::: INPUT :::
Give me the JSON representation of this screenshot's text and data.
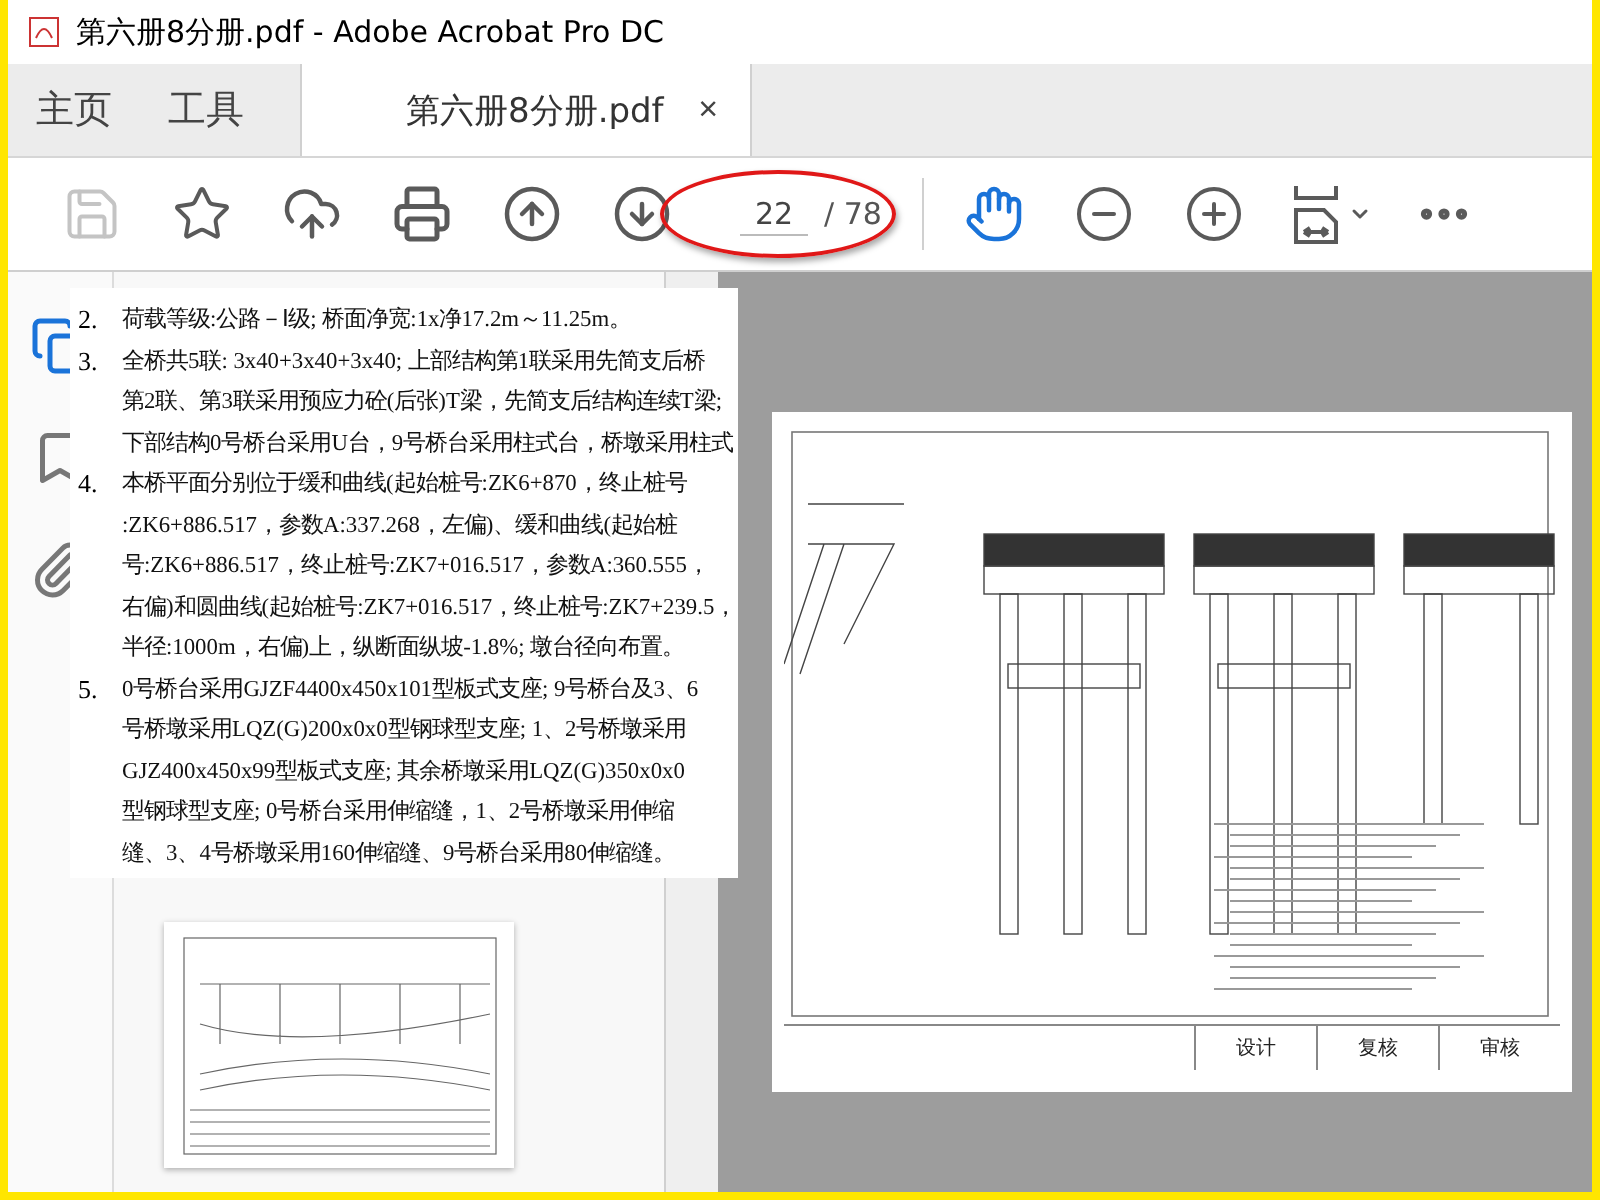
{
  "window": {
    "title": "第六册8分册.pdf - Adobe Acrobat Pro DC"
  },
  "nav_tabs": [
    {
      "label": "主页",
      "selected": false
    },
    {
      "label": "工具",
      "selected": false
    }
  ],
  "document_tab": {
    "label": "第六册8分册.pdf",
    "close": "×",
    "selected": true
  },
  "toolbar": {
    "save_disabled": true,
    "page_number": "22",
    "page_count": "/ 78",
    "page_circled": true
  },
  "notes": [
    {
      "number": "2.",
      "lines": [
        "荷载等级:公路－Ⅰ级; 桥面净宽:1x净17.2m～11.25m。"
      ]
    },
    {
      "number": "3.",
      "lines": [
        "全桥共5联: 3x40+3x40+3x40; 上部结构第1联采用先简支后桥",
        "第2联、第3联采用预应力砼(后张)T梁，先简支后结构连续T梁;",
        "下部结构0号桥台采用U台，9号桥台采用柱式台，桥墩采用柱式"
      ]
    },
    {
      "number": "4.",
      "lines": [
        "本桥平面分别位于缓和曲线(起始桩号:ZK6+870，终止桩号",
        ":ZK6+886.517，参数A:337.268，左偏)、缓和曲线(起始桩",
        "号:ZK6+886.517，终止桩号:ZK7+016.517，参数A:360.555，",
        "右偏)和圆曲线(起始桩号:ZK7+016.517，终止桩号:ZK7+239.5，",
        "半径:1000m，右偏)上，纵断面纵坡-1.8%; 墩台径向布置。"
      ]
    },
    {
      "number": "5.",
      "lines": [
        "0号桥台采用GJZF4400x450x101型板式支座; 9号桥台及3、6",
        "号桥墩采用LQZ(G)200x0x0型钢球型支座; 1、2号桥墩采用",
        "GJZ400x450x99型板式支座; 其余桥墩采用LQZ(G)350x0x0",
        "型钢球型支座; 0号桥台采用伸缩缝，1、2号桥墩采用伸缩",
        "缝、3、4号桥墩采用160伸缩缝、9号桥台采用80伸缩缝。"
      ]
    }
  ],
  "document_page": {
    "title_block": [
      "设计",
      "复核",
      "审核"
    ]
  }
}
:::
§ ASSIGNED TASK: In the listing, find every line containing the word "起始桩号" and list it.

§ EXERCISE RESPONSE:
        "本桥平面分别位于缓和曲线(起始桩号:ZK6+870，终止桩号",
        "右偏)和圆曲线(起始桩号:ZK7+016.517，终止桩号:ZK7+239.5，",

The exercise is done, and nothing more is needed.